  • Mira et al., “Analysis, Design, Modeling, and Control of an Interleaved-Boost Full-Bridge Three-Port Converter for Hybrid Renewable Energy Systems”, IEEE Transactions on Power Electronics, vol. 32, No. 2, Feb. 2017, pp. 1138-1155.
  • Suraj et al., “Implementation of Interleaved Dual Boost Converter Utilizing FPGA for PWM”, IEEE International Conference on Recent Trends in Electronics, Information & Communication Technology (RTEICT), May 2016, pp. 79-83.
  • Ahn et al., “High-efficiency Bidirectional Three-phase LCC Resonant Converter with a Wide Load Range”, IEEE Transactions on Power Electronics, Mar. 2018, 9 pages.
  • Tezak et al., “Adaptive PWM Control Scheme of Interleaved Boost Converter for AC Traction Application”, 14th International Power Electronics and Motion Control Conference (EPE-PEMC 2010), Sep. 2010, pp. T9-72-T9-77.
  • “AN-1820 LM5032 Interleaved Boost Converter”, Texas Instruments Incorporated, Application Report SNVA335A, May 2008, revised May 2013, 13 pages.
  • Sobrino-Manzanares et al., “Bidirectional, Soft-Switching, Interleaved, Multiphase, Multidevice, Soft-Switching, FGPA-Controlled, Buck-Boost Converter with PWM Real-Time Reconfiguration”, IEEE Transactions on Power Electronics, 2017, 13 pages.
  • Barbosa, “Three-Phased Power Factor Correction Circuits for Low-Cost Distributed Power Systems”, Dissertation, Virginia Polytechnic Institute and State University, Jul. 2002, 245 pages.

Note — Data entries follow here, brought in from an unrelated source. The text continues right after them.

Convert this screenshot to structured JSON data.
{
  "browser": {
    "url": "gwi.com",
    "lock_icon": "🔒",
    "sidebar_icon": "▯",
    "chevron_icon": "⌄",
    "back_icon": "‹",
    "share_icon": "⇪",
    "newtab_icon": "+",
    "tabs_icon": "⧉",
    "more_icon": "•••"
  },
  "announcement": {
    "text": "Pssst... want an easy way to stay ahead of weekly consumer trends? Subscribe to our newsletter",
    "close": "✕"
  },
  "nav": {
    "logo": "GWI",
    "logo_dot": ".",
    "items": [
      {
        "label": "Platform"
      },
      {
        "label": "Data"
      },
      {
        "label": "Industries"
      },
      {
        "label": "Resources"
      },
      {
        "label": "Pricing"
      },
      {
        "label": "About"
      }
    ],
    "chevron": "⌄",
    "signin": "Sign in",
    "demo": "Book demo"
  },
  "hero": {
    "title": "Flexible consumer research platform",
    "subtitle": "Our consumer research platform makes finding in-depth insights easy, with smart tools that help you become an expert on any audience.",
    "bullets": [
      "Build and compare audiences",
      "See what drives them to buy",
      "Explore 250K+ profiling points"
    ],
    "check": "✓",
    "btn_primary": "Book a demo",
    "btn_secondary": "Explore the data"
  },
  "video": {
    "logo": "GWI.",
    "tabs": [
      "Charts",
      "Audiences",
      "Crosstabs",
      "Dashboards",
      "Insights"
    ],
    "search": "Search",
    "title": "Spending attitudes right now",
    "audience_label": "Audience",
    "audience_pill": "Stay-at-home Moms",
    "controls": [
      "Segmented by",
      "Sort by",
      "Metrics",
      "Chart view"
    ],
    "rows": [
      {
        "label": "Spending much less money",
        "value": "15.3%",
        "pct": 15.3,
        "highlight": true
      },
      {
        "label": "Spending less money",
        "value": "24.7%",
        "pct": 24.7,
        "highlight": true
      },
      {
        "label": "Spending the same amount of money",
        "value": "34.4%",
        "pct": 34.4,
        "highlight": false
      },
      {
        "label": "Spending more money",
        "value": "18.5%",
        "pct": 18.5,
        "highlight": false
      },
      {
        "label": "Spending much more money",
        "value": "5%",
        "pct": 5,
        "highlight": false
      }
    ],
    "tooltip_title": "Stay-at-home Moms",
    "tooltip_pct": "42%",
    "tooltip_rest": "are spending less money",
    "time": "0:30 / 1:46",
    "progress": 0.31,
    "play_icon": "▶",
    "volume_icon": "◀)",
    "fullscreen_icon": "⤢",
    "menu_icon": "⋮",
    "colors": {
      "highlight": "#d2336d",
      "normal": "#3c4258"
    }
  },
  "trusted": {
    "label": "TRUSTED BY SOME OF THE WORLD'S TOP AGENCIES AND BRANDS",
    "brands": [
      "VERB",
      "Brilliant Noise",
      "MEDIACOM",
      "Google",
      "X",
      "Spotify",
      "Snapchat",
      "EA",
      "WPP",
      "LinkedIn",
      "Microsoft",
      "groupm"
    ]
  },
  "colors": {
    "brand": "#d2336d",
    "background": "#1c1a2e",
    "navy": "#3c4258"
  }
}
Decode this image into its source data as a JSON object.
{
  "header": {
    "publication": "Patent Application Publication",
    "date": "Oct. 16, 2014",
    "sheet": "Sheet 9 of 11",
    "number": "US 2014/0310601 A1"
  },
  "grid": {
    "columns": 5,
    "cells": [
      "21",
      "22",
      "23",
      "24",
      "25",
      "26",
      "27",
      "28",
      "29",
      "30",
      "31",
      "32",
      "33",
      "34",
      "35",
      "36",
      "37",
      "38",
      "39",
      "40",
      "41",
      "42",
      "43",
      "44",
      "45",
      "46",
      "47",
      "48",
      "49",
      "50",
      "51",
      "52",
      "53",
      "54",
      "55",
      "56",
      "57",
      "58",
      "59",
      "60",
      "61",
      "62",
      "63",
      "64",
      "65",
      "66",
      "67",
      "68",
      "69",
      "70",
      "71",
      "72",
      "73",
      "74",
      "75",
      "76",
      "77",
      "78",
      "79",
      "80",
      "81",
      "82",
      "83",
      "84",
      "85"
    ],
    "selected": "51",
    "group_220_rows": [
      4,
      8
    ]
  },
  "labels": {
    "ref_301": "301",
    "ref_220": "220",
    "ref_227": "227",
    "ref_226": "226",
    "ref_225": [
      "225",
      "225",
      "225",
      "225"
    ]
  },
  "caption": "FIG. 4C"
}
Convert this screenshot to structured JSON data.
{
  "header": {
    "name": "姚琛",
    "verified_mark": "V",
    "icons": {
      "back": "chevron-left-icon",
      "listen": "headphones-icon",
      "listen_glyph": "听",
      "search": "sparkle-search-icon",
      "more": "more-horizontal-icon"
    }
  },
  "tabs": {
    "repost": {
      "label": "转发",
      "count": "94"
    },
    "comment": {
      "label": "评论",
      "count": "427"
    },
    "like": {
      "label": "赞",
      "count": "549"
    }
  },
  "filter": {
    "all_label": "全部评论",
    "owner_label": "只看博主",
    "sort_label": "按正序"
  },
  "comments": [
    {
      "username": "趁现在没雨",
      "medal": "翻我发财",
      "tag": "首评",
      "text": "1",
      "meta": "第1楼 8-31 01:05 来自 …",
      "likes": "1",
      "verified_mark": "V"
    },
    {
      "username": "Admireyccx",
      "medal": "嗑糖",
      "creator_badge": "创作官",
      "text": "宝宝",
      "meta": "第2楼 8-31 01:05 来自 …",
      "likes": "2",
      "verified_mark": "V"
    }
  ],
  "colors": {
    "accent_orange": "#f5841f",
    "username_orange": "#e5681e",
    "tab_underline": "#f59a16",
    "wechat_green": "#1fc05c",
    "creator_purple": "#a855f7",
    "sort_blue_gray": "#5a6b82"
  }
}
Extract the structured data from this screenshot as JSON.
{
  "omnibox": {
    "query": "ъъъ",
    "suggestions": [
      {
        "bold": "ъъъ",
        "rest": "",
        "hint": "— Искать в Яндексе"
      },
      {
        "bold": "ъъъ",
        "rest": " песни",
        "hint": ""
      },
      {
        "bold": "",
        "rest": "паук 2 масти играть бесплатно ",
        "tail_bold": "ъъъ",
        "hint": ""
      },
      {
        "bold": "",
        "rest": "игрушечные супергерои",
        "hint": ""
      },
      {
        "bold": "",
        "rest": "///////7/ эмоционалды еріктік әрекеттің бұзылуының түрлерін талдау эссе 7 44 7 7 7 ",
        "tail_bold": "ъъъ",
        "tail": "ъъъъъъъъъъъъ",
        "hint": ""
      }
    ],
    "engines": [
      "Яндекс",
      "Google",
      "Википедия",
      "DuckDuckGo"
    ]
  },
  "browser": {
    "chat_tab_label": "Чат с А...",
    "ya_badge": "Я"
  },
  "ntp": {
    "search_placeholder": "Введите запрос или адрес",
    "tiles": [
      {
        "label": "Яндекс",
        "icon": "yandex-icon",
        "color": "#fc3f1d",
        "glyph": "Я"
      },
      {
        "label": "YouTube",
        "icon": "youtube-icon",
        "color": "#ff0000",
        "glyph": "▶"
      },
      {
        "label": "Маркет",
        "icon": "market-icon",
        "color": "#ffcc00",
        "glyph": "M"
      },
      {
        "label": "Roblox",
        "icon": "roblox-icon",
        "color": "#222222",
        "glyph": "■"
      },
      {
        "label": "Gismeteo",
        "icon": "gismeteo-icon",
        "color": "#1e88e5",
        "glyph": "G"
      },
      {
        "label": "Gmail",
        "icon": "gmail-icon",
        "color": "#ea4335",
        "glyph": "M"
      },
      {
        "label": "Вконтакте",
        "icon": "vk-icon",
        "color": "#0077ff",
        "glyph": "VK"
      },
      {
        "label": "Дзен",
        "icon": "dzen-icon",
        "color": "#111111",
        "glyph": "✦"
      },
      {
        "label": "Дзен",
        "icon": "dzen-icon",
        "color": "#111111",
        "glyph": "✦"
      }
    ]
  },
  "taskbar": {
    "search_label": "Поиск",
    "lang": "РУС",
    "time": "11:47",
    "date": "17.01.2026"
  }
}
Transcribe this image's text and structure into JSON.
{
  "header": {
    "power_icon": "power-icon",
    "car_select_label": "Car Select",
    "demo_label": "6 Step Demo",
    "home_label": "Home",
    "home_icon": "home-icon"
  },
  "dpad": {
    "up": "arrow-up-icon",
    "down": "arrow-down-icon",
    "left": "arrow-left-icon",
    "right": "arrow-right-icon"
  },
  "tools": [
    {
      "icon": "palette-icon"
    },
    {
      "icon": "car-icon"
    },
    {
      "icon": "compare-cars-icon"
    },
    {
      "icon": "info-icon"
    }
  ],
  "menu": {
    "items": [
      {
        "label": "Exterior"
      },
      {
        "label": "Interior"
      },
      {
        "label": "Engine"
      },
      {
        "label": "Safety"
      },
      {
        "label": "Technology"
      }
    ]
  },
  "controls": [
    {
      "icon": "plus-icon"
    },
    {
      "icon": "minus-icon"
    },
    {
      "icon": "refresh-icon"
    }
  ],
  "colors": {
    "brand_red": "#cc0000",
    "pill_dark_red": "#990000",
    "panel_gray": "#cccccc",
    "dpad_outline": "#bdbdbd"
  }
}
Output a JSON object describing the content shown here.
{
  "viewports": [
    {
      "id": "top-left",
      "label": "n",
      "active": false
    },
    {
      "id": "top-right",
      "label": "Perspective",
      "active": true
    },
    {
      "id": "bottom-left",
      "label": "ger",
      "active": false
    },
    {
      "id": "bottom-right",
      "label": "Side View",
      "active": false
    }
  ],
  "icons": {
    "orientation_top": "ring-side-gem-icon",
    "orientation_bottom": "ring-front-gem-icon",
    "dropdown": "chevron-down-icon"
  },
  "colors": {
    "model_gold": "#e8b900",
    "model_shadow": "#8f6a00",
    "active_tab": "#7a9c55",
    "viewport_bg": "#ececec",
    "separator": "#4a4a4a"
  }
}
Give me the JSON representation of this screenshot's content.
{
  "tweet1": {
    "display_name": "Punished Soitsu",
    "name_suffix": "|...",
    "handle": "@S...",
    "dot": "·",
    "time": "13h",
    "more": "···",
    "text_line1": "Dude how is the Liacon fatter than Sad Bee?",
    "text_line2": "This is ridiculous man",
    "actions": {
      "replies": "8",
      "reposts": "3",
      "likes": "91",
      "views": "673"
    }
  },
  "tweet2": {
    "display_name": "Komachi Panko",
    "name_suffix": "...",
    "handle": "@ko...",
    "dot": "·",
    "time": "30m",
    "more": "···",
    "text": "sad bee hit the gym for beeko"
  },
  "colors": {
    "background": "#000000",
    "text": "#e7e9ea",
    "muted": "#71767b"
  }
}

Patent History

Patent number: 10326357
Type: Grant
Filed: Jul 31, 2018
Date of Patent: Jun 18, 2019
Assignee: Raytheon Company (Waltham, MA)
Inventor: Saeed Alipour (Laguna Niguel, CA)
Primary Examiner: Gary L Laxton
Application Number: 16/050,019

Classifications

Current U.S. Class: Injector Solenoid Drive (123/490)
International Classification: H02M 3/158 (20060101); H02M 1/42 (20070101);